That was in 1997.  Judy and I soon realized that Cadfael, a stray found on the street, had spent a long time in an abusive situation.  He ran away from either of us if we had a folded-up newspaper or catalog in our hands; it took a lot of encouragement before he’d jump up on a lap, and then he’d freeze, looking up as though afraid to see an angry face, and then finally he’d realize he really was welcome, and he’d curl up very happily.  Within months, he’d taken to sleeping with me, every night, curled up next to my pillow, and he always made it very clear, to both of us, that he was so very grateful for a loving home.

 

Cadfael developed congestive heart failure in spring of 2006, and by July, he was beyond help.  Euthanasia was my only choice.  At that time, I was home recovering from knee surgery, and Judy had just retired.  I decided to adopt another cat right away, so I’d have a chance to form a bond while I was still home all day, rather than having the new kitty form his primary bond with Judy, who would still be home after I was back at work.  So, I brought Merlin home, yet another red tabby, an eight year old who’d been abandoned once, brought to the shelter where he was adopted, only to have his new person develop severe allergies on top of cancer, so he was brought back to the shelter – where I fell in love with him, almost on first sight.

 

There have been hard times, most particularly when Merlin was first diagnosed with diabetes.  But I’m diabetic too, so there was never any question about keeping him, regardless – it would have been rather hypocritical of me to abandon a cat simply for having the same health problem I have.  So now, twice a day I give myself an insulin shot, and then I give Merlin his – he’s right there waiting for it.

 

Two years ago, Judy started fighting breast cancer.  A few months later, Charlie started his own fight with intestinal cancer, and a year later, I had surgery for endometrial cancer.  I was lucky; the surgery took care of it, and I’ve been cancer-free since.  Judy is, hopefully, close to remission.  Unfortunately, poor Charlie lost his fight, just this summer.

 

So, there has been pain.  But, believe me, the years of happy companionship make that pain well worth it.  Having a fur friend share love and life is wonderful beyond description – or a winged friend, or even a swim-fin friend, for that matter.  But, PLEASE – DO NOT SUPPORT THE PET MILLS, be they for puppies, kittens, ferrets, or any other animals!  DO NOT BUY YOUR PET FROM A PET STORE, because the great majority of them buy from the pet mills.  Visit your area shelter, or look for a rescue organization that specializes in your particular preferred animal!  These poor animals deserve a good home, and will make it well worth your while!

 

Here are two very, very worthwhile organizations that I have been supporting for years.  BEST FRIENDS rescues all different kinds of animals, gets them any necessary medical care, provides transport whenever necessary, helps find homes, and houses hundreds of animals, including those who for age, health, or temperament reasons, may never be adoptable.  Visit their incredible website, and please consider find a way to support their work:

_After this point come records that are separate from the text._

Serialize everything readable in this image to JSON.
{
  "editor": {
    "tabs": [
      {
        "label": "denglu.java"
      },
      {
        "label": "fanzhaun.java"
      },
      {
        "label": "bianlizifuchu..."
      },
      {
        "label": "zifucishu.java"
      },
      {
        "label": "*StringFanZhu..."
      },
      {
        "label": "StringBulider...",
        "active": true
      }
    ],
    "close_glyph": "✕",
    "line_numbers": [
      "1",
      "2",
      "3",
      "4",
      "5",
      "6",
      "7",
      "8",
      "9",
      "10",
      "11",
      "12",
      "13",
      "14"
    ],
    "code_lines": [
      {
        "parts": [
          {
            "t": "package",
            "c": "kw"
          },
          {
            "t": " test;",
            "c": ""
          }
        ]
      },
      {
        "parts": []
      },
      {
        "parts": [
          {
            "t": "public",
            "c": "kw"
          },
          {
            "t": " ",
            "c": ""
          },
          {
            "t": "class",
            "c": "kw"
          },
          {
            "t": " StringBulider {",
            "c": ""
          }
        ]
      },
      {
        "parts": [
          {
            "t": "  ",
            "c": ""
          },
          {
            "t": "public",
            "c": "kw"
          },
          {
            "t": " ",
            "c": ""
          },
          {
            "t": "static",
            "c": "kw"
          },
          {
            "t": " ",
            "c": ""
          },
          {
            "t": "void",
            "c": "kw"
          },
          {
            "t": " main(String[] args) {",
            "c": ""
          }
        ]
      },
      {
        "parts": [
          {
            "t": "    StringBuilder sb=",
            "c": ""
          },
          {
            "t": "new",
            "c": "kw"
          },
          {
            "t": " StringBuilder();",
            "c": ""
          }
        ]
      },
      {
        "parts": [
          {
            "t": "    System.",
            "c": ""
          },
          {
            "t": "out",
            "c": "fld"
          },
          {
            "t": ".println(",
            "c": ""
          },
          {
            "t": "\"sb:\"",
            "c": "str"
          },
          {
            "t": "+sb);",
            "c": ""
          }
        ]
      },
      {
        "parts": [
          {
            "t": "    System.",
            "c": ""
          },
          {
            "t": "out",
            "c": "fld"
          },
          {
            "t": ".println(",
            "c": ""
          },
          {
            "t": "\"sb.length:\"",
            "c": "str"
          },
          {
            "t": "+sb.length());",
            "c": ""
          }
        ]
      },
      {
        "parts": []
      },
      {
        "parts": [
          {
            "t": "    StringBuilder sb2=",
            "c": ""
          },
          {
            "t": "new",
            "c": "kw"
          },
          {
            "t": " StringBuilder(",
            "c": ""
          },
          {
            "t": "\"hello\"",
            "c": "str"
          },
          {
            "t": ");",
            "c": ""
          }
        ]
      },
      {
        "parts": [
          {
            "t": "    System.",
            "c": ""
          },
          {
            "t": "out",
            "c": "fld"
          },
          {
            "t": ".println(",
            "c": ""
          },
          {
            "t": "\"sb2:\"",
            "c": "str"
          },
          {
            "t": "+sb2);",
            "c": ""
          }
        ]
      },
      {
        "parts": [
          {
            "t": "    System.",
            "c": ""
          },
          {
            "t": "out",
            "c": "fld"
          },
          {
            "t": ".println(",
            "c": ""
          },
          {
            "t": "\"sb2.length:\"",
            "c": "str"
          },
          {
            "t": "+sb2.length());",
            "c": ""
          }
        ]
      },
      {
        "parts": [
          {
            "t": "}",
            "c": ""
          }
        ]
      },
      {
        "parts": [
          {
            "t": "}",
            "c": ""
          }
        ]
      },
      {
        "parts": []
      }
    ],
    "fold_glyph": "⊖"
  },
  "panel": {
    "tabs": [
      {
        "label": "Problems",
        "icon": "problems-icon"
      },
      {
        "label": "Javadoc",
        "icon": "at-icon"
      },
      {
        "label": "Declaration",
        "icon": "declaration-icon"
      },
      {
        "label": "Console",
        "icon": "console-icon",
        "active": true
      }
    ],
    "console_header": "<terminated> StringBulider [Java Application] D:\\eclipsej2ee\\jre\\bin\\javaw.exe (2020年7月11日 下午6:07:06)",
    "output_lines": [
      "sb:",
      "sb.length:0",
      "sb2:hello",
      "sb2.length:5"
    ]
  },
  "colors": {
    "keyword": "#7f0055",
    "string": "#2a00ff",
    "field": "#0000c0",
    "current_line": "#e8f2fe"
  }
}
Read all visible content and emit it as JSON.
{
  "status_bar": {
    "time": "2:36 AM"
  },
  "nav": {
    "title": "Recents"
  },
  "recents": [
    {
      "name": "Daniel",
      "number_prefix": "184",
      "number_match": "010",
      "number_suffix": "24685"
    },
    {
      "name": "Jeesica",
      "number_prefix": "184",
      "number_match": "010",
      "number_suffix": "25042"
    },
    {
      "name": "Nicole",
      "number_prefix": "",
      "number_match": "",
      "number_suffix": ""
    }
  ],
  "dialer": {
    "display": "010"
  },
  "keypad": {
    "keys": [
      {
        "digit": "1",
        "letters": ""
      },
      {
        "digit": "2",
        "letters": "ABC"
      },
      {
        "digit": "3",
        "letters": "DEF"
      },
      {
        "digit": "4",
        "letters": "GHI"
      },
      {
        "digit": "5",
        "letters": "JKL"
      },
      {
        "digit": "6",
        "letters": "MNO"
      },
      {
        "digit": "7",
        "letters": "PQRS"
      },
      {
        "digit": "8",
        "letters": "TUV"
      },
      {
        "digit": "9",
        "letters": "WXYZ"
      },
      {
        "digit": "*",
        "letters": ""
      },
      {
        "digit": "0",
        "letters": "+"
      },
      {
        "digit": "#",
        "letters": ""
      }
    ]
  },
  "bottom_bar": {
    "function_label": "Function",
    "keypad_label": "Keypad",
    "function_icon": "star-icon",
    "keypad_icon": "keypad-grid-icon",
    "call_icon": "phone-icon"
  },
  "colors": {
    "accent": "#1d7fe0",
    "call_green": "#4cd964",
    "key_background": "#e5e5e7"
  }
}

                        http://www.bestfriends.org

 

Several years ago, when I was trying to help my sister find a new home for her two Persian cats, I discovered a wonderful person, Kirsten Kranz, running a rescue operation out of Kenosha, Wisconsin, called Specialty Purebred Cat Rescue.  Don’t let the name fool you, either – they don’t require a pedigree before they consider helping a cat in need, just that a cat shows the particular traits of a specific breed, and there have been times when they’ve taken in ‘purebred wannabes’ as well.  These are cats that quite simply don’t do well at shelters, because they have special needs (like frequent grooming, for Persians and other long-haired cats) or personality traits (like forming strong bonds with their families, like Siamese), and shelters simply can’t afford to give them the time or space required, because they’re overburdened as it is.  Having people like Kirsten and her many faithful fosterers willing to take on these burdens, helps not only the specific cats they take in, but also gives the shelters more space and time to devote to the mixed-breed cats they get, in ever increasing numbers.  Visit the SPCR website, check out all the information provided there, and view the incredible cats that are presently up for adoption – and be sure to consider the page about how you can help:

                        http://www.purebredcatrescue.org